• **TASK DESCRIPTION**
Report the count of lines in the records below that hold the word "text", omitting everything but the number.
####################
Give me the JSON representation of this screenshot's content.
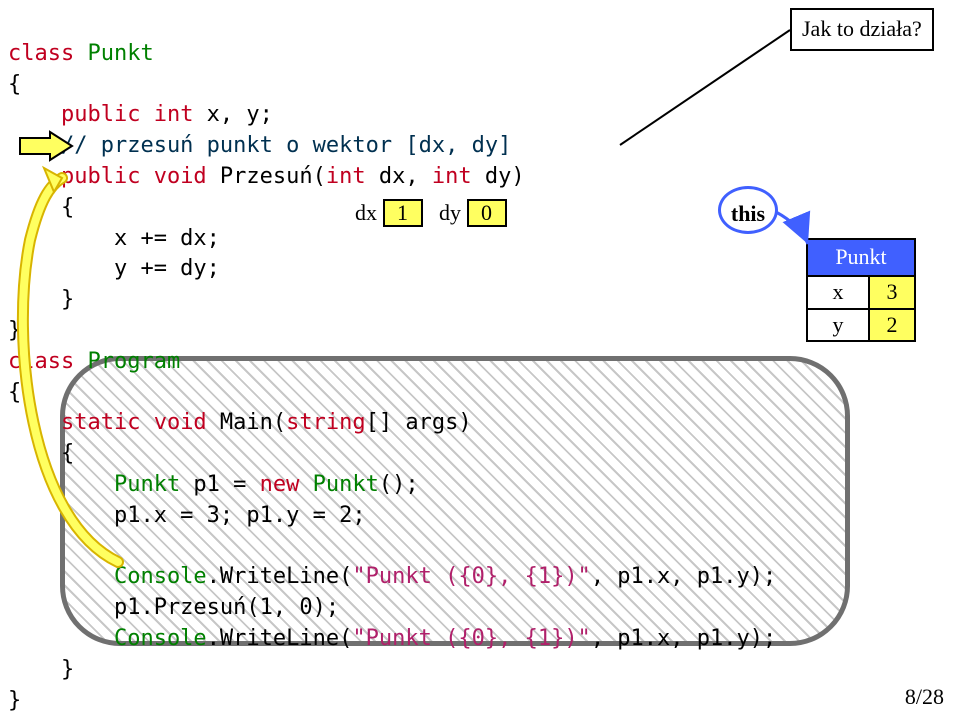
{
  "callout": "Jak to działa?",
  "code": {
    "l1_class": "class",
    "l1_name": "Punkt",
    "l2": "{",
    "l3_pub": "    public",
    "l3_int": " int",
    "l3_rest": " x, y;",
    "l4": "    // przesuń punkt o wektor [dx, dy]",
    "l5_pub": "    public",
    "l5_void": " void",
    "l5_name": " Przesuń(",
    "l5_int1": "int",
    "l5_p1": " dx,",
    "l5_int2": " int",
    "l5_p2": " dy)",
    "l6": "    {",
    "l7": "        x += dx;",
    "l8": "        y += dy;",
    "l9": "    }",
    "l10": "}",
    "l11_class": "class",
    "l11_name": " Program",
    "l12": "{",
    "l13_static": "    static",
    "l13_void": " void",
    "l13_name": " Main(",
    "l13_string": "string",
    "l13_rest": "[] args)",
    "l14": "    {",
    "l15a": "        Punkt",
    "l15b": " p1 = ",
    "l15_new": "new",
    "l15c": " Punkt",
    "l15d": "();",
    "l16": "        p1.x = 3; p1.y = 2;",
    "l17a": "        Console",
    "l17b": ".WriteLine(",
    "l17s": "\"Punkt ({0}, {1})\"",
    "l17c": ", p1.x, p1.y);",
    "l18": "        p1.Przesuń(1, 0);",
    "l19a": "        Console",
    "l19b": ".WriteLine(",
    "l19s": "\"Punkt ({0}, {1})\"",
    "l19c": ", p1.x, p1.y);",
    "l20": "    }",
    "l21": "}"
  },
  "locals": {
    "dx_label": "dx",
    "dx_value": "1",
    "dy_label": "dy",
    "dy_value": "0"
  },
  "this_label": "this",
  "object": {
    "title": "Punkt",
    "f1": "x",
    "v1": "3",
    "f2": "y",
    "v2": "2"
  },
  "page": "8/28"
}
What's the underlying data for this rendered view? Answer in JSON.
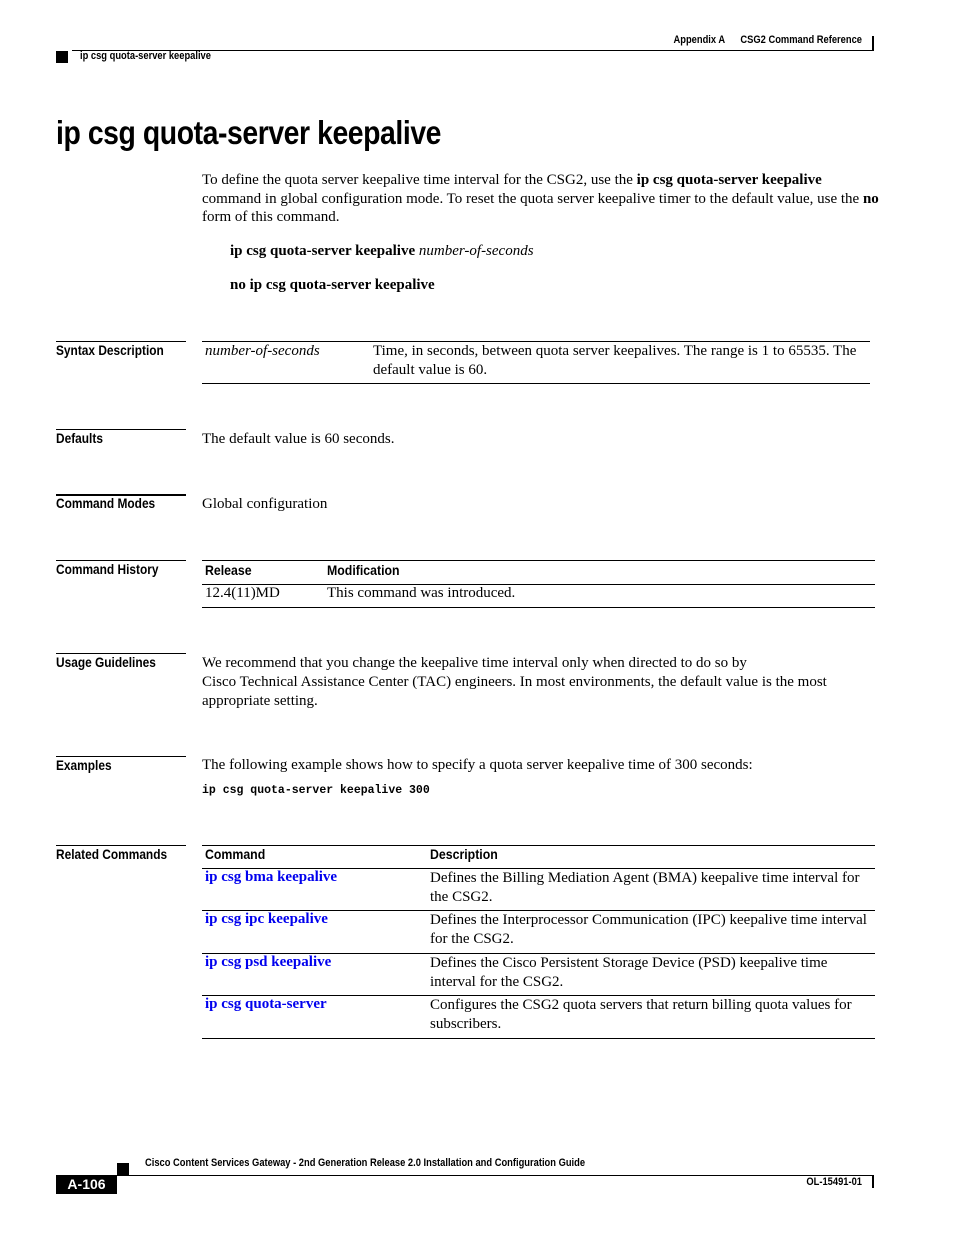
{
  "header": {
    "appendix": "Appendix A",
    "chapter": "CSG2 Command Reference",
    "running_title": "ip csg quota-server keepalive"
  },
  "title": "ip csg quota-server keepalive",
  "intro": {
    "part1": "To define the quota server keepalive time interval for the CSG2, use the ",
    "cmd": "ip csg quota-server keepalive",
    "part2": " command in global configuration mode. To reset the quota server keepalive timer to the default value, use the ",
    "no": "no",
    "part3": " form of this command."
  },
  "syntax": {
    "line1_cmd": "ip csg quota-server keepalive",
    "line1_arg": "number-of-seconds",
    "line2_cmd": "no ip csg quota-server keepalive"
  },
  "sections": {
    "syntax_description": {
      "label": "Syntax Description",
      "rows": [
        {
          "param": "number-of-seconds",
          "desc": "Time, in seconds, between quota server keepalives. The range is 1 to 65535. The default value is 60."
        }
      ]
    },
    "defaults": {
      "label": "Defaults",
      "text": "The default value is 60 seconds."
    },
    "command_modes": {
      "label": "Command Modes",
      "text": "Global configuration"
    },
    "command_history": {
      "label": "Command History",
      "headers": [
        "Release",
        "Modification"
      ],
      "rows": [
        {
          "release": "12.4(11)MD",
          "modification": "This command was introduced."
        }
      ]
    },
    "usage_guidelines": {
      "label": "Usage Guidelines",
      "line1": "We recommend that you change the keepalive time interval only when directed to do so by",
      "line2": "Cisco Technical Assistance Center (TAC) engineers. In most environments, the default value is the most appropriate setting."
    },
    "examples": {
      "label": "Examples",
      "text": "The following example shows how to specify a quota server keepalive time of 300 seconds:",
      "code": "ip csg quota-server keepalive 300"
    },
    "related_commands": {
      "label": "Related Commands",
      "headers": [
        "Command",
        "Description"
      ],
      "rows": [
        {
          "command": "ip csg bma keepalive",
          "description": "Defines the Billing Mediation Agent (BMA) keepalive time interval for the CSG2."
        },
        {
          "command": "ip csg ipc keepalive",
          "description": "Defines the Interprocessor Communication (IPC) keepalive time interval for the CSG2."
        },
        {
          "command": "ip csg psd keepalive",
          "description": "Defines the Cisco Persistent Storage Device (PSD) keepalive time interval for the CSG2."
        },
        {
          "command": "ip csg quota-server",
          "description": "Configures the CSG2 quota servers that return billing quota values for subscribers."
        }
      ]
    }
  },
  "footer": {
    "guide_title": "Cisco Content Services Gateway - 2nd Generation Release 2.0 Installation and Configuration Guide",
    "page_number": "A-106",
    "doc_number": "OL-15491-01"
  },
  "colors": {
    "link": "#0000ee",
    "text": "#000000"
  }
}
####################
• **RESPONSE BOX**
4